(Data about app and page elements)
::::
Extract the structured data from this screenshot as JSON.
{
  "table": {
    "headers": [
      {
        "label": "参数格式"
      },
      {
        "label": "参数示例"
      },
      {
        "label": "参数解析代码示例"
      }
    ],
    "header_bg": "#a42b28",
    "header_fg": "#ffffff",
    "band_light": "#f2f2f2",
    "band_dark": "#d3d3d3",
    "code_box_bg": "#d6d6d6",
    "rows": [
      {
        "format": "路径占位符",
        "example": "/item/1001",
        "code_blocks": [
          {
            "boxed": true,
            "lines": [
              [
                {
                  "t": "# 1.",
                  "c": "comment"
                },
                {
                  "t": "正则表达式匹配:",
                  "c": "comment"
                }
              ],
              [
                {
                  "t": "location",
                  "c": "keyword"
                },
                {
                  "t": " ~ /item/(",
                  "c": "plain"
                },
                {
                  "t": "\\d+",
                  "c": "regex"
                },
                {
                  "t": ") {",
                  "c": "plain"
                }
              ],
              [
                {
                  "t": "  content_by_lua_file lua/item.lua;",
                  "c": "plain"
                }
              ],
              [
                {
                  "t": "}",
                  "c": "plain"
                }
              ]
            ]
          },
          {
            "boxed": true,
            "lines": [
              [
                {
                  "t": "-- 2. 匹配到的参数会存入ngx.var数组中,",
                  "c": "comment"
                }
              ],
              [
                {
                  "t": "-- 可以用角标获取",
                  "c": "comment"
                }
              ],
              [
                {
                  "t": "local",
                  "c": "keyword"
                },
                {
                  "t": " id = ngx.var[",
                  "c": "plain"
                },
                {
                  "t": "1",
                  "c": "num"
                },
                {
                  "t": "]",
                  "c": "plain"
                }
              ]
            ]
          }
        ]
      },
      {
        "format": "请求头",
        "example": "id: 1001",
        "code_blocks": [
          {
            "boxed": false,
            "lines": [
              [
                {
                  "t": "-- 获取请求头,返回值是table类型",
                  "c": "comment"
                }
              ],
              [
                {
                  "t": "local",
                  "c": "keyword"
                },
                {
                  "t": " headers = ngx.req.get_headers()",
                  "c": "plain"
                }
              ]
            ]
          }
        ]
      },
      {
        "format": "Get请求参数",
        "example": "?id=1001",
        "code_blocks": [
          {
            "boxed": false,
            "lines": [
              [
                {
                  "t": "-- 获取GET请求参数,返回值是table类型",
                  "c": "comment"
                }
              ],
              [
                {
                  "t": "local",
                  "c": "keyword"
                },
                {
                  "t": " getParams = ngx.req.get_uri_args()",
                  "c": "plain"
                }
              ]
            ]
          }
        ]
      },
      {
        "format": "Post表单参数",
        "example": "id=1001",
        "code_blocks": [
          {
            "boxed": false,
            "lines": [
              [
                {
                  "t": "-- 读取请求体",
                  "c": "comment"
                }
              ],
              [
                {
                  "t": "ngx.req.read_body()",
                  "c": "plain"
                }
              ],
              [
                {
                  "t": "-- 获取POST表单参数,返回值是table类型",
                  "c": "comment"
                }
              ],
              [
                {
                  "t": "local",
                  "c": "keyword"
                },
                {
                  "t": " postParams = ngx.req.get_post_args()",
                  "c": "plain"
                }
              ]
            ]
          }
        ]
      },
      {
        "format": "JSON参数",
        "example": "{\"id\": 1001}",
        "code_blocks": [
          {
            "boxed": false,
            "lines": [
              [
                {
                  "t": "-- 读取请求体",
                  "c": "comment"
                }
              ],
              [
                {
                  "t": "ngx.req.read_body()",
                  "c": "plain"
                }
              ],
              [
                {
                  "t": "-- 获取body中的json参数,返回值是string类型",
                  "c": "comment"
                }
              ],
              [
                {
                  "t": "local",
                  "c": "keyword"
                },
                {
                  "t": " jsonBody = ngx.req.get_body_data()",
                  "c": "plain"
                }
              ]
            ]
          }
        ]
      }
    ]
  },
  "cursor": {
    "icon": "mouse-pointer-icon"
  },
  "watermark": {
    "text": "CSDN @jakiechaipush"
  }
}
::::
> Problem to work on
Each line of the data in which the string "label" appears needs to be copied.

> Solution below
        "label": "参数格式"
        "label": "参数示例"
        "label": "参数解析代码示例"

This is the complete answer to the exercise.